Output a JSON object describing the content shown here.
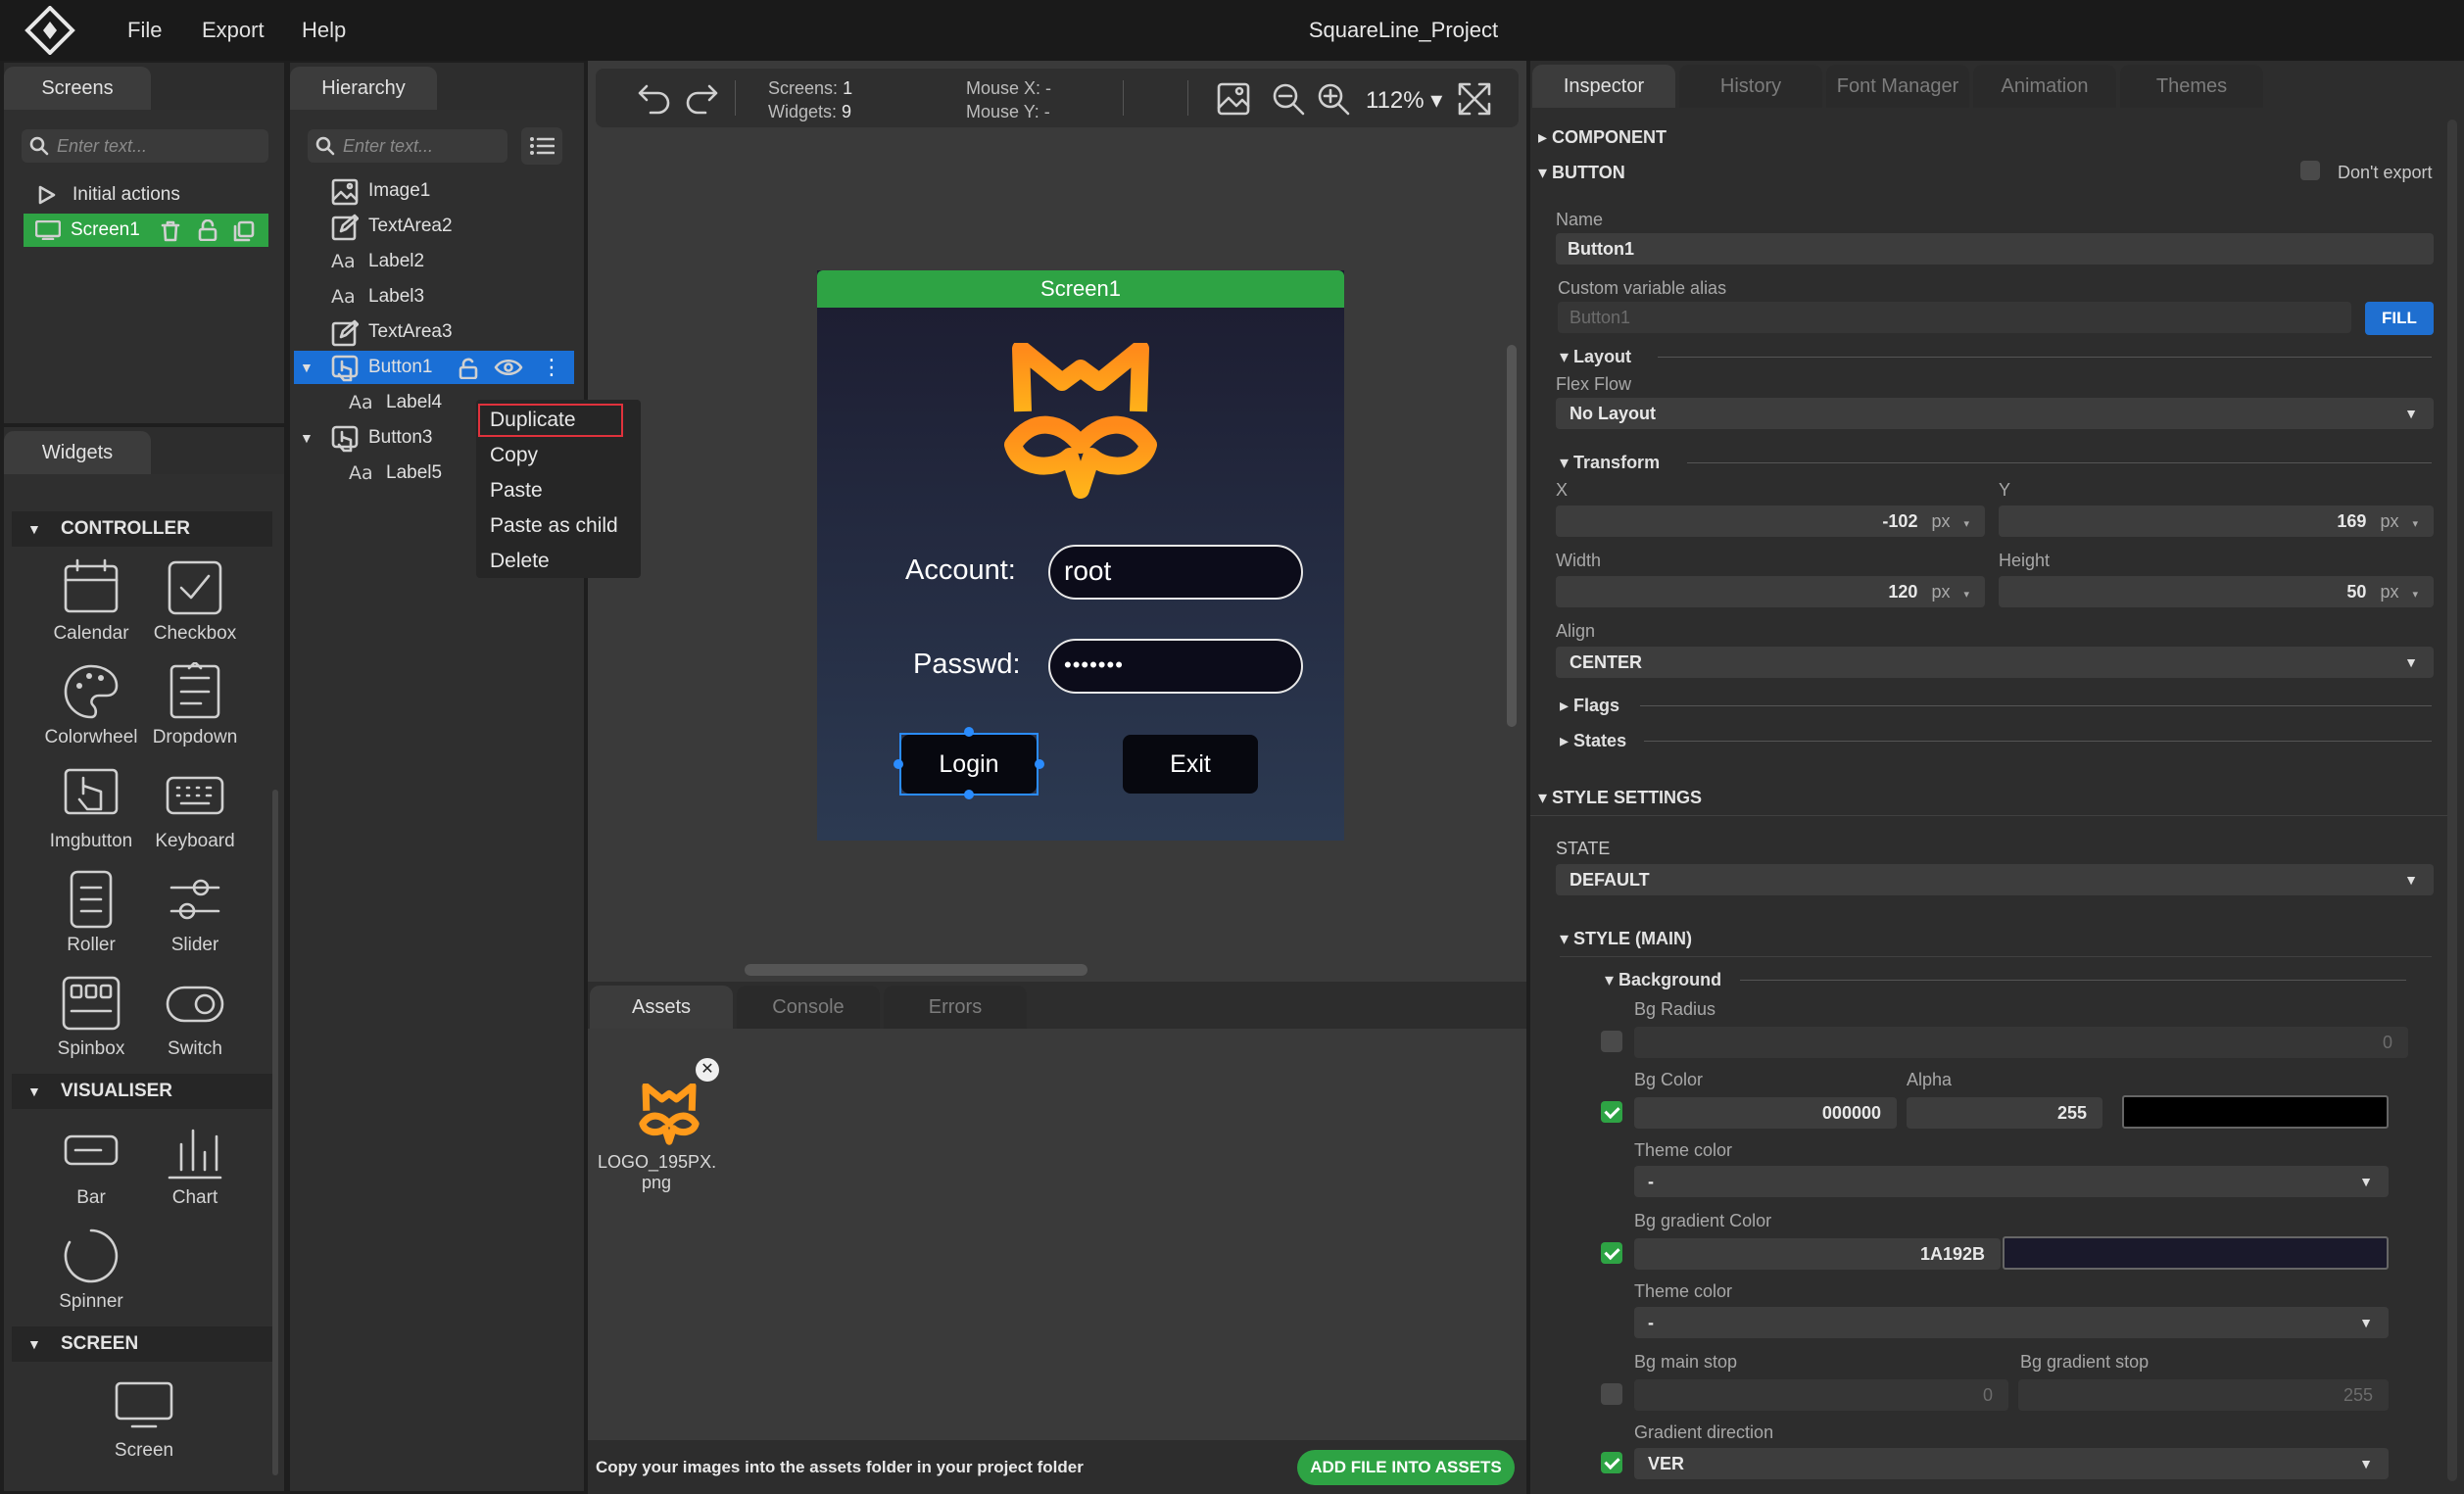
{
  "menubar": {
    "file": "File",
    "export": "Export",
    "help": "Help",
    "title": "SquareLine_Project"
  },
  "screens_panel": {
    "tab": "Screens",
    "search_placeholder": "Enter text...",
    "items": [
      {
        "label": "Initial actions"
      },
      {
        "label": "Screen1"
      }
    ]
  },
  "hierarchy_panel": {
    "tab": "Hierarchy",
    "search_placeholder": "Enter text...",
    "items": [
      {
        "label": "Image1"
      },
      {
        "label": "TextArea2"
      },
      {
        "label": "Label2"
      },
      {
        "label": "Label3"
      },
      {
        "label": "TextArea3"
      },
      {
        "label": "Button1"
      },
      {
        "label": "Label4"
      },
      {
        "label": "Button3"
      },
      {
        "label": "Label5"
      }
    ]
  },
  "context_menu": {
    "items": [
      "Duplicate",
      "Copy",
      "Paste",
      "Paste as child",
      "Delete"
    ]
  },
  "widgets_panel": {
    "tab": "Widgets",
    "controller": "CONTROLLER",
    "controller_items": [
      "Calendar",
      "Checkbox",
      "Colorwheel",
      "Dropdown",
      "Imgbutton",
      "Keyboard",
      "Roller",
      "Slider",
      "Spinbox",
      "Switch"
    ],
    "visualiser": "VISUALISER",
    "visualiser_items": [
      "Bar",
      "Chart",
      "Spinner"
    ],
    "screen": "SCREEN",
    "screen_items": [
      "Screen"
    ]
  },
  "toolbar": {
    "screens_label": "Screens:",
    "screens_value": "1",
    "widgets_label": "Widgets:",
    "widgets_value": "9",
    "mouse_x": "Mouse X: -",
    "mouse_y": "Mouse Y: -",
    "zoom": "112%"
  },
  "screen_preview": {
    "title": "Screen1",
    "account_label": "Account:",
    "account_value": "root",
    "passwd_label": "Passwd:",
    "passwd_value": "•••••••",
    "login": "Login",
    "exit": "Exit"
  },
  "bottom_panel": {
    "tabs": [
      "Assets",
      "Console",
      "Errors"
    ],
    "asset_name": "LOGO_195PX.\npng",
    "footer_text": "Copy your images into the assets folder in your project folder",
    "add_button": "ADD FILE INTO ASSETS"
  },
  "inspector": {
    "tabs": [
      "Inspector",
      "History",
      "Font Manager",
      "Animation",
      "Themes"
    ],
    "component": "COMPONENT",
    "button": "BUTTON",
    "dont_export": "Don't export",
    "name_label": "Name",
    "name_value": "Button1",
    "alias_label": "Custom variable alias",
    "alias_value": "Button1",
    "fill": "FILL",
    "layout": "Layout",
    "flex_flow_label": "Flex Flow",
    "flex_flow_value": "No Layout",
    "transform": "Transform",
    "x_label": "X",
    "x_value": "-102",
    "y_label": "Y",
    "y_value": "169",
    "width_label": "Width",
    "width_value": "120",
    "height_label": "Height",
    "height_value": "50",
    "unit": "px",
    "align_label": "Align",
    "align_value": "CENTER",
    "flags": "Flags",
    "states": "States",
    "style_settings": "STYLE SETTINGS",
    "state_label": "STATE",
    "state_value": "DEFAULT",
    "style_main": "STYLE (MAIN)",
    "background": "Background",
    "bg_radius_label": "Bg Radius",
    "bg_radius_value": "0",
    "bg_color_label": "Bg Color",
    "bg_color_value": "000000",
    "alpha_label": "Alpha",
    "alpha_value": "255",
    "theme_color_label": "Theme color",
    "theme_color_value": "-",
    "bg_grad_label": "Bg gradient Color",
    "bg_grad_value": "1A192B",
    "theme_color2_label": "Theme color",
    "theme_color2_value": "-",
    "bg_main_stop_label": "Bg main stop",
    "bg_main_stop_value": "0",
    "bg_grad_stop_label": "Bg gradient stop",
    "bg_grad_stop_value": "255",
    "grad_dir_label": "Gradient direction",
    "grad_dir_value": "VER"
  },
  "colors": {
    "accent_green": "#2ea344",
    "selection_blue": "#1a6fd6",
    "fill_blue": "#1f6fd0",
    "highlight_red": "#e0323c",
    "swatch_black": "#000000",
    "swatch_grad": "#1a192b"
  }
}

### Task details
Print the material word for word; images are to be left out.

### Answer section
Output a JSON object describing the content shown here.
{
  "menubar": {
    "file": "File",
    "export": "Export",
    "help": "Help",
    "title": "SquareLine_Project"
  },
  "screens_panel": {
    "tab": "Screens",
    "search_placeholder": "Enter text...",
    "items": [
      {
        "label": "Initial actions"
      },
      {
        "label": "Screen1"
      }
    ]
  },
  "hierarchy_panel": {
    "tab": "Hierarchy",
    "search_placeholder": "Enter text...",
    "items": [
      {
        "label": "Image1"
      },
      {
        "label": "TextArea2"
      },
      {
        "label": "Label2"
      },
      {
        "label": "Label3"
      },
      {
        "label": "TextArea3"
      },
      {
        "label": "Button1"
      },
      {
        "label": "Label4"
      },
      {
        "label": "Button3"
      },
      {
        "label": "Label5"
      }
    ]
  },
  "context_menu": {
    "items": [
      "Duplicate",
      "Copy",
      "Paste",
      "Paste as child",
      "Delete"
    ]
  },
  "widgets_panel": {
    "tab": "Widgets",
    "controller": "CONTROLLER",
    "controller_items": [
      "Calendar",
      "Checkbox",
      "Colorwheel",
      "Dropdown",
      "Imgbutton",
      "Keyboard",
      "Roller",
      "Slider",
      "Spinbox",
      "Switch"
    ],
    "visualiser": "VISUALISER",
    "visualiser_items": [
      "Bar",
      "Chart",
      "Spinner"
    ],
    "screen": "SCREEN",
    "screen_items": [
      "Screen"
    ]
  },
  "toolbar": {
    "screens_label": "Screens:",
    "screens_value": "1",
    "widgets_label": "Widgets:",
    "widgets_value": "9",
    "mouse_x": "Mouse X: -",
    "mouse_y": "Mouse Y: -",
    "zoom": "112%"
  },
  "screen_preview": {
    "title": "Screen1",
    "account_label": "Account:",
    "account_value": "root",
    "passwd_label": "Passwd:",
    "passwd_value": "•••••••",
    "login": "Login",
    "exit": "Exit"
  },
  "bottom_panel": {
    "tabs": [
      "Assets",
      "Console",
      "Errors"
    ],
    "asset_name": "LOGO_195PX.\npng",
    "footer_text": "Copy your images into the assets folder in your project folder",
    "add_button": "ADD FILE INTO ASSETS"
  },
  "inspector": {
    "tabs": [
      "Inspector",
      "History",
      "Font Manager",
      "Animation",
      "Themes"
    ],
    "component": "COMPONENT",
    "button": "BUTTON",
    "dont_export": "Don't export",
    "name_label": "Name",
    "name_value": "Button1",
    "alias_label": "Custom variable alias",
    "alias_value": "Button1",
    "fill": "FILL",
    "layout": "Layout",
    "flex_flow_label": "Flex Flow",
    "flex_flow_value": "No Layout",
    "transform": "Transform",
    "x_label": "X",
    "x_value": "-102",
    "y_label": "Y",
    "y_value": "169",
    "width_label": "Width",
    "width_value": "120",
    "height_label": "Height",
    "height_value": "50",
    "unit": "px",
    "align_label": "Align",
    "align_value": "CENTER",
    "flags": "Flags",
    "states": "States",
    "style_settings": "STYLE SETTINGS",
    "state_label": "STATE",
    "state_value": "DEFAULT",
    "style_main": "STYLE (MAIN)",
    "background": "Background",
    "bg_radius_label": "Bg Radius",
    "bg_radius_value": "0",
    "bg_color_label": "Bg Color",
    "bg_color_value": "000000",
    "alpha_label": "Alpha",
    "alpha_value": "255",
    "theme_color_label": "Theme color",
    "theme_color_value": "-",
    "bg_grad_label": "Bg gradient Color",
    "bg_grad_value": "1A192B",
    "theme_color2_label": "Theme color",
    "theme_color2_value": "-",
    "bg_main_stop_label": "Bg main stop",
    "bg_main_stop_value": "0",
    "bg_grad_stop_label": "Bg gradient stop",
    "bg_grad_stop_value": "255",
    "grad_dir_label": "Gradient direction",
    "grad_dir_value": "VER"
  },
  "colors": {
    "accent_green": "#2ea344",
    "selection_blue": "#1a6fd6",
    "fill_blue": "#1f6fd0",
    "highlight_red": "#e0323c",
    "swatch_black": "#000000",
    "swatch_grad": "#1a192b"
  }
}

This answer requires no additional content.